Everyone has experienced the Doppler effect in daily life when the siren of a passing police car is heard. When the moving car is heard approaching, the frequency is heard at a level which is higher than it actually is, and when the car moves away, the frequency of the siren seems to be lower. The frequency which is heard by our ear is defined as a number of vibrations per second. If the car and the listener are stationary, i.e., at a fixed spot, the ear picks up the true frequency of the siren. Once the car moves away, every sound (every frequency) is transmitted from an ever greater distance. The frequency which reaches the ear becomes lower i.e., the sound is deeper. This so-called Doppler effect does not only apply to sound waves, but also for any other type of waves, i.e., light waves as well. 

Laser Doppler velocimetry is the method which is most frequently used to measure the speed of solid surfaces without contact. A laser beam is split into two beams of equal intensity using a beam splitter. These two laser beams are processed using optical components, and at a measurement distance, they are placed at the intersection via an adjustable mirror. When two laser beams intersect at an angle, a striped pattern of light and dark strips arises in the measurement volume. The photo receiver sees this pattern of strips and recognises the Doppler frequency in the light which is scattered back, i.e. the frequency caused by the movement of material.

The way a LDV system works is easy to understand if we first consider a single particle, which runs through the striped pattern. In this case, it always transmits a bright pulse of a light when it passes through a light coloured field. The photo receiver records this flash frequency and converts into an electrical frequency in the evaluation unit.
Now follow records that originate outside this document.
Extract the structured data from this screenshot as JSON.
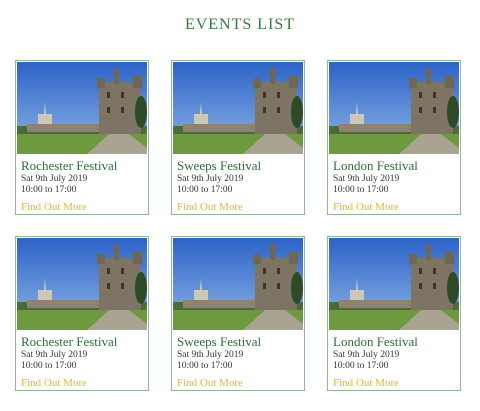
{
  "page": {
    "title": "EVENTS LIST"
  },
  "events": [
    {
      "name": "Rochester Festival",
      "date": "Sat 9th July 2019",
      "time": "10:00 to 17:00",
      "link": "Find Out More"
    },
    {
      "name": "Sweeps Festival",
      "date": "Sat 9th July 2019",
      "time": "10:00 to 17:00",
      "link": "Find Out More"
    },
    {
      "name": "London Festival",
      "date": "Sat 9th July 2019",
      "time": "10:00 to 17:00",
      "link": "Find Out More"
    },
    {
      "name": "Rochester Festival",
      "date": "Sat 9th July 2019",
      "time": "10:00 to 17:00",
      "link": "Find Out More"
    },
    {
      "name": "Sweeps Festival",
      "date": "Sat 9th July 2019",
      "time": "10:00 to 17:00",
      "link": "Find Out More"
    },
    {
      "name": "London Festival",
      "date": "Sat 9th July 2019",
      "time": "10:00 to 17:00",
      "link": "Find Out More"
    }
  ],
  "colors": {
    "title": "#2f7a3f",
    "event_name": "#2c6e3b",
    "link": "#e6b72b",
    "card_border": "#8fb79a"
  }
}
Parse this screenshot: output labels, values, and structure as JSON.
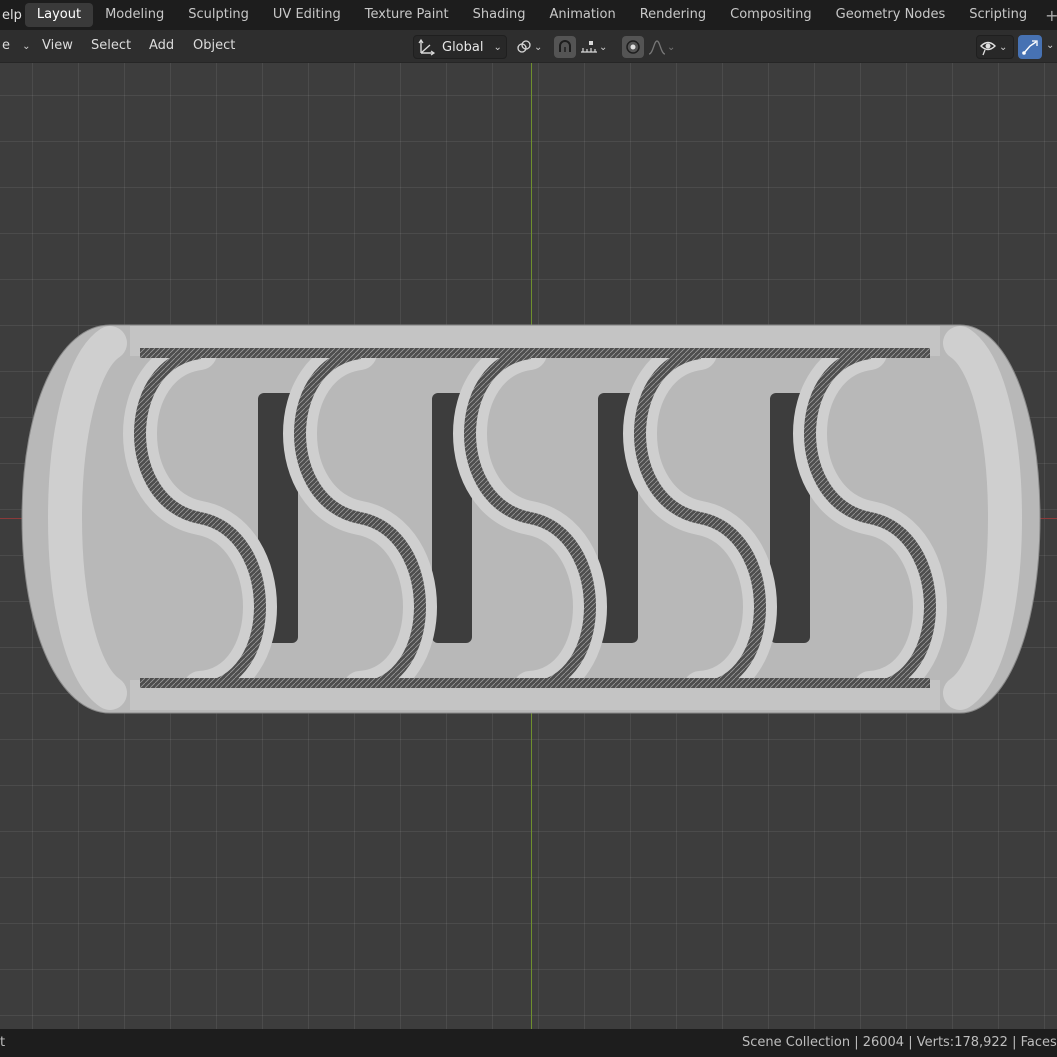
{
  "topbar": {
    "help_label": "elp",
    "tabs": [
      "Layout",
      "Modeling",
      "Sculpting",
      "UV Editing",
      "Texture Paint",
      "Shading",
      "Animation",
      "Rendering",
      "Compositing",
      "Geometry Nodes",
      "Scripting"
    ],
    "active_tab": "Layout",
    "add_workspace_icon": "plus-icon"
  },
  "viewport_header": {
    "mode_label": "e",
    "menus": [
      "View",
      "Select",
      "Add",
      "Object"
    ],
    "orientation_label": "Global",
    "icons": [
      "transform-orientation-icon",
      "pivot-icon",
      "snap-icon",
      "snap-increment-icon",
      "proportional-edit-icon",
      "falloff-icon",
      "visibility-icon",
      "gizmo-icon"
    ]
  },
  "statusbar": {
    "left_text": "t",
    "right_text": "Scene Collection | 26004 | Verts:178,922 | Faces"
  },
  "colors": {
    "accent": "#4772b3",
    "x_axis": "#8c3a3a",
    "y_axis": "#6f8f2e"
  }
}
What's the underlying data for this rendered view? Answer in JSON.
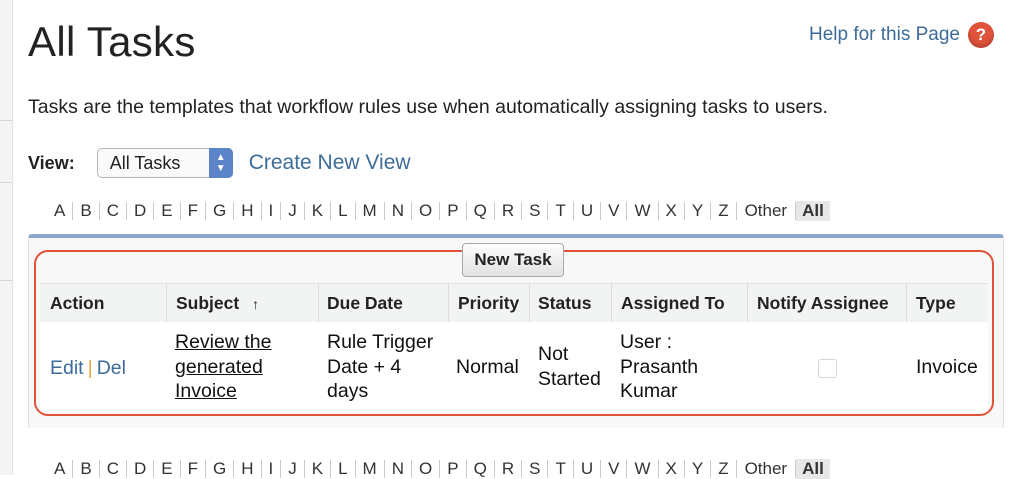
{
  "page": {
    "title": "All Tasks",
    "help_link": "Help for this Page",
    "description": "Tasks are the templates that workflow rules use when automatically assigning tasks to users."
  },
  "view": {
    "label": "View:",
    "selected": "All Tasks",
    "create_link": "Create New View"
  },
  "alphabet": [
    "A",
    "B",
    "C",
    "D",
    "E",
    "F",
    "G",
    "H",
    "I",
    "J",
    "K",
    "L",
    "M",
    "N",
    "O",
    "P",
    "Q",
    "R",
    "S",
    "T",
    "U",
    "V",
    "W",
    "X",
    "Y",
    "Z",
    "Other",
    "All"
  ],
  "table": {
    "new_button": "New Task",
    "headers": {
      "action": "Action",
      "subject": "Subject",
      "sort_indicator": "↑",
      "due_date": "Due Date",
      "priority": "Priority",
      "status": "Status",
      "assigned_to": "Assigned To",
      "notify": "Notify Assignee",
      "type": "Type"
    },
    "rows": [
      {
        "edit": "Edit",
        "separator": "|",
        "del": "Del",
        "subject": [
          "Review the",
          "generated",
          "Invoice"
        ],
        "due_date": [
          "Rule Trigger",
          "Date + 4",
          "days"
        ],
        "priority": "Normal",
        "status": [
          "Not",
          "Started"
        ],
        "assigned_to": [
          "User :",
          "Prasanth",
          "Kumar"
        ],
        "notify_checked": false,
        "type": "Invoice"
      }
    ]
  },
  "colors": {
    "link": "#3d6c99",
    "highlight": "#e0533a",
    "panel_top": "#8aa6c9"
  }
}
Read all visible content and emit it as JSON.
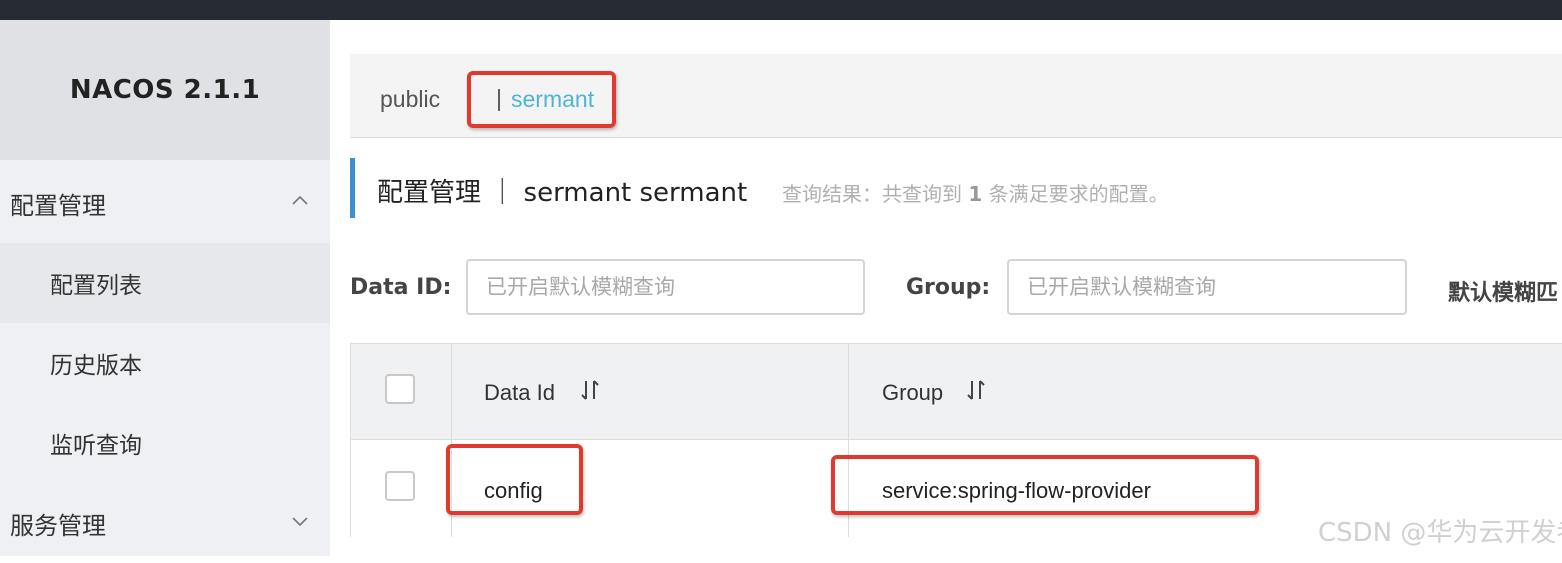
{
  "app": {
    "logo": "NACOS 2.1.1"
  },
  "sidebar": {
    "groups": [
      {
        "label": "配置管理",
        "expanded": true,
        "items": [
          {
            "label": "配置列表"
          },
          {
            "label": "历史版本"
          },
          {
            "label": "监听查询"
          }
        ]
      },
      {
        "label": "服务管理",
        "expanded": false
      }
    ]
  },
  "namespaces": {
    "items": [
      {
        "label": "public"
      },
      {
        "label": "sermant"
      }
    ],
    "separator": "|",
    "active": "sermant"
  },
  "page": {
    "title": "配置管理 ｜ sermant  sermant",
    "result_prefix": "查询结果：共查询到 ",
    "result_count": "1",
    "result_suffix": " 条满足要求的配置。"
  },
  "filters": {
    "data_id_label": "Data ID:",
    "data_id_placeholder": "已开启默认模糊查询",
    "group_label": "Group:",
    "group_placeholder": "已开启默认模糊查询",
    "default_fuzzy_label": "默认模糊匹"
  },
  "table": {
    "columns": [
      {
        "label": "Data Id"
      },
      {
        "label": "Group"
      }
    ],
    "rows": [
      {
        "data_id": "config",
        "group": "service:spring-flow-provider"
      }
    ]
  },
  "watermark": {
    "text": "CSDN @华为云开发者社区"
  },
  "colors": {
    "topbar": "#252a33",
    "sidebar_bg": "#eef0f3",
    "accent_blue": "#3c8fd0",
    "namespace_active": "#4fb3d8",
    "annotation_red": "#e03a2e"
  }
}
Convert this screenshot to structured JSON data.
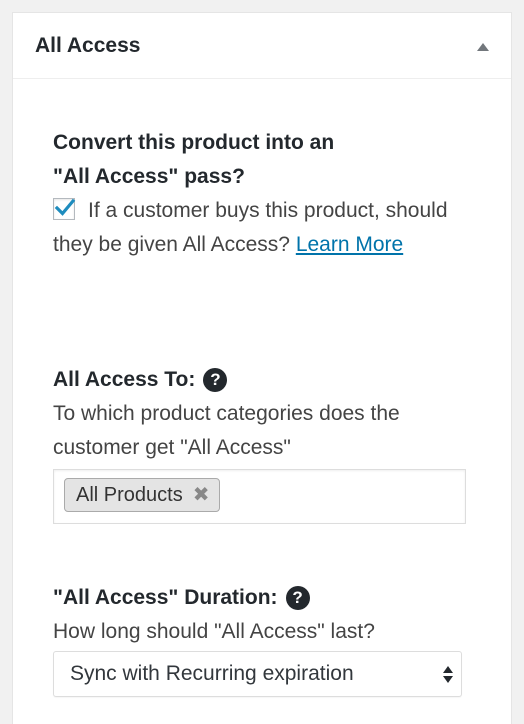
{
  "panel": {
    "title": "All Access"
  },
  "convert": {
    "heading_line1": "Convert this product into an",
    "heading_line2": "\"All Access\" pass?",
    "checkbox_checked": true,
    "description": "If a customer buys this product, should they be given All Access?",
    "learn_more": "Learn More"
  },
  "access_to": {
    "heading": "All Access To:",
    "help_icon": "question-circle-icon",
    "description": "To which product categories does the customer get \"All Access\"",
    "tags": [
      "All Products"
    ],
    "tag_remove_glyph": "✖"
  },
  "duration": {
    "heading": "\"All Access\" Duration:",
    "help_icon": "question-circle-icon",
    "description": "How long should \"All Access\" last?",
    "selected": "Sync with Recurring expiration"
  },
  "colors": {
    "link": "#0073aa",
    "checkmark": "#1e8cbe"
  }
}
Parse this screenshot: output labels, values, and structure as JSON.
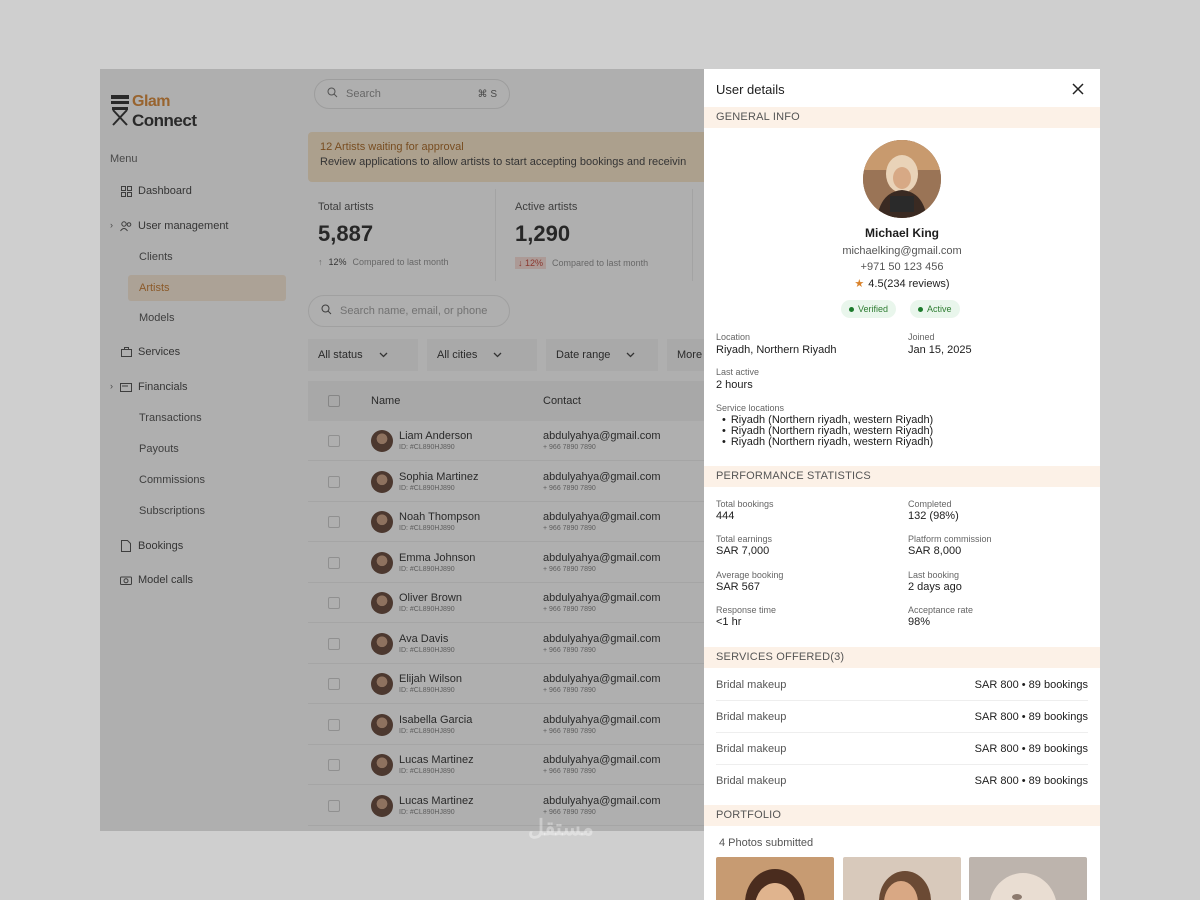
{
  "brand": {
    "line1": "Glam",
    "line2": "Connect"
  },
  "sidebar": {
    "menu_title": "Menu",
    "items": {
      "dashboard": "Dashboard",
      "user_management": "User management",
      "clients": "Clients",
      "artists": "Artists",
      "models": "Models",
      "services": "Services",
      "financials": "Financials",
      "transactions": "Transactions",
      "payouts": "Payouts",
      "commissions": "Commissions",
      "subscriptions": "Subscriptions",
      "bookings": "Bookings",
      "model_calls": "Model calls"
    }
  },
  "topbar": {
    "search_placeholder": "Search",
    "shortcut": "⌘ S"
  },
  "banner": {
    "title": "12 Artists waiting for approval",
    "text": "Review applications to allow artists to start accepting bookings and receivin"
  },
  "stats": [
    {
      "title": "Total artists",
      "value": "5,887",
      "pct": "12%",
      "note": "Compared to last month",
      "trend": "up"
    },
    {
      "title": "Active artists",
      "value": "1,290",
      "pct": "12%",
      "note": "Compared to last month",
      "trend": "down"
    }
  ],
  "table_search_placeholder": "Search name, email, or phone",
  "filters": {
    "status": "All status",
    "cities": "All cities",
    "date": "Date  range",
    "more": "More"
  },
  "table": {
    "headers": {
      "name": "Name",
      "contact": "Contact"
    },
    "rows": [
      {
        "name": "Liam Anderson",
        "id": "ID: #CL890HJ890",
        "email": "abdulyahya@gmail.com",
        "phone": "+ 966 7890 7890"
      },
      {
        "name": "Sophia Martinez",
        "id": "ID: #CL890HJ890",
        "email": "abdulyahya@gmail.com",
        "phone": "+ 966 7890 7890"
      },
      {
        "name": "Noah Thompson",
        "id": "ID: #CL890HJ890",
        "email": "abdulyahya@gmail.com",
        "phone": "+ 966 7890 7890"
      },
      {
        "name": "Emma Johnson",
        "id": "ID: #CL890HJ890",
        "email": "abdulyahya@gmail.com",
        "phone": "+ 966 7890 7890"
      },
      {
        "name": "Oliver Brown",
        "id": "ID: #CL890HJ890",
        "email": "abdulyahya@gmail.com",
        "phone": "+ 966 7890 7890"
      },
      {
        "name": "Ava Davis",
        "id": "ID: #CL890HJ890",
        "email": "abdulyahya@gmail.com",
        "phone": "+ 966 7890 7890"
      },
      {
        "name": "Elijah Wilson",
        "id": "ID: #CL890HJ890",
        "email": "abdulyahya@gmail.com",
        "phone": "+ 966 7890 7890"
      },
      {
        "name": "Isabella Garcia",
        "id": "ID: #CL890HJ890",
        "email": "abdulyahya@gmail.com",
        "phone": "+ 966 7890 7890"
      },
      {
        "name": "Lucas Martinez",
        "id": "ID: #CL890HJ890",
        "email": "abdulyahya@gmail.com",
        "phone": "+ 966 7890 7890"
      },
      {
        "name": "Lucas Martinez",
        "id": "ID: #CL890HJ890",
        "email": "abdulyahya@gmail.com",
        "phone": "+ 966 7890 7890"
      }
    ]
  },
  "drawer": {
    "title": "User details",
    "sections": {
      "general": "GENERAL INFO",
      "performance": "PERFORMANCE STATISTICS",
      "services": "SERVICES OFFERED(3)",
      "portfolio": "PORTFOLIO"
    },
    "user": {
      "name": "Michael King",
      "email": "michaelking@gmail.com",
      "phone": "+971 50 123 456",
      "rating": "4.5(234 reviews)",
      "badges": {
        "verified": "Verified",
        "active": "Active"
      }
    },
    "general": {
      "location_label": "Location",
      "location": "Riyadh, Northern Riyadh",
      "joined_label": "Joined",
      "joined": "Jan 15, 2025",
      "last_active_label": "Last active",
      "last_active": "2 hours",
      "service_locations_label": "Service locations",
      "service_locations": [
        "Riyadh (Northern riyadh, western Riyadh)",
        "Riyadh (Northern riyadh, western Riyadh)",
        "Riyadh (Northern riyadh, western Riyadh)"
      ]
    },
    "performance": {
      "total_bookings_label": "Total bookings",
      "total_bookings": "444",
      "completed_label": "Completed",
      "completed": "132 (98%)",
      "total_earnings_label": "Total earnings",
      "total_earnings": "SAR 7,000",
      "platform_commission_label": "Platform commission",
      "platform_commission": "SAR 8,000",
      "average_booking_label": "Average booking",
      "average_booking": "SAR 567",
      "last_booking_label": "Last booking",
      "last_booking": "2 days ago",
      "response_time_label": "Response time",
      "response_time": "<1 hr",
      "acceptance_rate_label": "Acceptance rate",
      "acceptance_rate": "98%"
    },
    "services": [
      {
        "name": "Bridal makeup",
        "price": "SAR 800 • 89 bookings"
      },
      {
        "name": "Bridal makeup",
        "price": "SAR 800 • 89 bookings"
      },
      {
        "name": "Bridal makeup",
        "price": "SAR 800 • 89 bookings"
      },
      {
        "name": "Bridal makeup",
        "price": "SAR 800 • 89 bookings"
      }
    ],
    "portfolio": {
      "count": "4 Photos submitted"
    }
  },
  "watermark": "مستقل"
}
This original Doppler frequency is made available to our pulse output from the evaluation unit. Although solid surfaces do not have individual particles, the surface structure behaves exactly the same.